Calgary’s Bow Valley College is not about to pass up a good dating service.
One of the latest endeavours, the Youth Internship in Residential Construction, matches up unemployed or partially employed youth with voracious construction companies through a three-month ‘blind date’.
“On the one hand, we have an industry screaming for people. On the other hand, we have people screaming for jobs. So Bow Valley College saw an opportunity to bring the two together,” says program manager Randy Patmore.
The program fits with the college’s primary vision of getting people into the workforce fast, and it fits with the dreams of individuals struggling to find the right niche in the construction industry.
|Photo courtesy of Bow Valley College|
|Students in the program listen to Dave Nehring, vice-president of construction management at Heartland Homes.|
The program partners Bow Valley College with the Carma Centre for Excellence and is funded by the federal government’s Youth Employment Strategy.
Adam Vernon, 24, and Richard English, 25, two students in the program’s pilot program, have traversed the construction landscape and are ready to focus on a specific trade and make a career of it.

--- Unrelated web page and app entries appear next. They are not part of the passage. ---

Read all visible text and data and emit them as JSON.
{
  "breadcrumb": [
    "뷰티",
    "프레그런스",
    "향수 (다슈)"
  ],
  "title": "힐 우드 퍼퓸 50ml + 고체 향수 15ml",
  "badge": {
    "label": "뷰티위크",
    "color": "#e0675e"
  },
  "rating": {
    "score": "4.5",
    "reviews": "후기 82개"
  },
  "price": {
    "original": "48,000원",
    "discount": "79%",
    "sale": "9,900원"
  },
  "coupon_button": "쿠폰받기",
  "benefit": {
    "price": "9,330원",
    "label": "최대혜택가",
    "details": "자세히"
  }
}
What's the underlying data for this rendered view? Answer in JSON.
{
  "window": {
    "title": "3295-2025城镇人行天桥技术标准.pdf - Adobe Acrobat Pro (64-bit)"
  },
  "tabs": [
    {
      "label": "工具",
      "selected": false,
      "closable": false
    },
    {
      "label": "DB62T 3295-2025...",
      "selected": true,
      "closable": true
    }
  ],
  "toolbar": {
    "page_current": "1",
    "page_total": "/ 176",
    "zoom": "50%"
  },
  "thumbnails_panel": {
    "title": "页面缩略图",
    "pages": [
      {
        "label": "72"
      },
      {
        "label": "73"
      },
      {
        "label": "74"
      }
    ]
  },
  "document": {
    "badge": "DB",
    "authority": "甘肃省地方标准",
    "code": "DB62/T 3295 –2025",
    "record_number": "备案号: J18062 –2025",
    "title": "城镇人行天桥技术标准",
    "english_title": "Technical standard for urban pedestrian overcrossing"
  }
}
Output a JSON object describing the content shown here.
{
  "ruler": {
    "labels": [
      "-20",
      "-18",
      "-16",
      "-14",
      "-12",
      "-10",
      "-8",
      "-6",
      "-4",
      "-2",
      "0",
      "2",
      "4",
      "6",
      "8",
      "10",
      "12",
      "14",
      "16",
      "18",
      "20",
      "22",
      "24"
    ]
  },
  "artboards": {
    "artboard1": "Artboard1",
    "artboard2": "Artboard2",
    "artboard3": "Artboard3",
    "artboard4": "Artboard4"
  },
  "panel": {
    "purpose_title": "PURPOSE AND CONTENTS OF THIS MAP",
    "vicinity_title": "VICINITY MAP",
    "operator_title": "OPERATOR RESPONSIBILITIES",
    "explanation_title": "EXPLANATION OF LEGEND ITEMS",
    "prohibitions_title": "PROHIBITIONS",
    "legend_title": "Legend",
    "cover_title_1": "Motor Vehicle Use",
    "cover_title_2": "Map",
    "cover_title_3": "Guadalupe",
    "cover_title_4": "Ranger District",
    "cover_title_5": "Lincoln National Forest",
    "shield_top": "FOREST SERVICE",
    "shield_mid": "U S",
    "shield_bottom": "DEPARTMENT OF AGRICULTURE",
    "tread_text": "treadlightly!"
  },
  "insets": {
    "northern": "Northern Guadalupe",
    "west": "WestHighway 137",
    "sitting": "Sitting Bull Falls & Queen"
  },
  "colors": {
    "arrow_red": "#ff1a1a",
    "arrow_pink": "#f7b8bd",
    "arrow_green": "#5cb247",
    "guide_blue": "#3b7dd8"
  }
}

English saw the program information posted, gave the college a call and had his first interview the following day. One week later he was enrolled in the program.
“It made me feel good – that there was a good opportunity there – because they wanted people right away,” says English, who wants to start a career in cribbing where there’s lots of work and lots of hours.
Immediacy has been an integral component of the initiative, fast-tracking in response to the urgent need for workers in the construction industry. (The average age of tradesmen in Alberta is over 40, with many retiring within 10 to 15 years, says Patmore.)
A proposal was drafted late last year, accepted by the Canadian government early in January and brought into action by Feb. 10 (when the college began its pilot program).
Forty-five applicants were attracted through marketing the program to the 60 agencies in Calgary dealing specifically with unemployed youth.
They were interviewed to discover previous construction experience and the depth of desire for a career in the industry.
Applicants were then put through Bow Valley’s Test of Workplace Essential Skills, which tests individual’s ability in math, reading and document use. The two-and-a-half-hour exam required an 80 per cent grade to pass.
The final recruitment hurdle consisted of a medical examination and a functional assessment to determine if the physical aptitude to work in the trades existed.
The 15 applicants with the highest overall standings were invited to the four-week orientation process, followed by two months of on-the-job employment in the trade of their choice (framing, cribbing, sheet metal or drywall). Grade 12 was not a prerequisite, yet those who qualified received high marks on the academic side of the process.
The orientation focused on bringing the students up to skill level in math, reading and career skills, as well as addressing soft skills through the Bow Valley program called Skills for Working, Learning and Living.
Trade-specific training was not included, but information was given through site visits and visiting speakers. Occupational Health and Safety and the Alberta Construction Association Safety taught first aid and WHIMIS.
“At the end of it all, I really wouldn’t change a thing from the orientation. I think we hit the right areas and we hit them in the right way,” says Patmore, adding they created the syllabus around what the builders said to be important.
Three participants dropped from the course before the four-week theoretical portion had expired.
“Through the orientation, we wanted to be able to help people discover for themselves what the industry is about, what the expectations are and what would happen once they got out there on to a jobsite,” says Patmore.
Vernon speaks positively of the classroom segment and is looking to get a journeyman ticket in sheet metal, eventually funding the pursuit of chemistry studies at university.
“If I decided I wanted to get into a white collar job, then I have the decision to stay or to go – and to have something to (fall back on) if I do choose to go,” says Vernon, who is working with Central Air for the practical portion of the program.
The first day of the on-job part of the program (March 10), it was -20 degrees C with the wind blowing, providing a crash course on the tougher elements of the trades.
“It’s tough work at the best of times. It’s high and it can be dangerous . . .” says Patmore. “(But) there’s a tremendous amount of opportunity right now and the possibility for moving into other trades are really there.” Working with reputable employers is a huge challenge for young adults not experienced in the trades, but the course enables the college to put its 35-year’s worth of contacts in Calgary to use, connecting participants to quality firms.
Participant wages for the practicum are being provided by the Youth Employment Strategy. The construction industry partners have supplied much of the information required for the orientation and arranged work placements, often bumping up wages to a livable sums.
It appears that the intent behind the program has merit, and the pilot project may well reach its government-ordained objective of 70 per cent of applicants continuing in the trades months from today. True success would be found through duplication in the college and other venues across the province, multiplying the benefits, widening the reach . . . and undoubtedly testing the relationship between government, school, construction firms and unemployed youth.
Spotlight on Trades: This column is part of a continuing look at the issues confronting trades and the construction industry in Alberta. Let us know your views by contacting Kenton at email@example.com.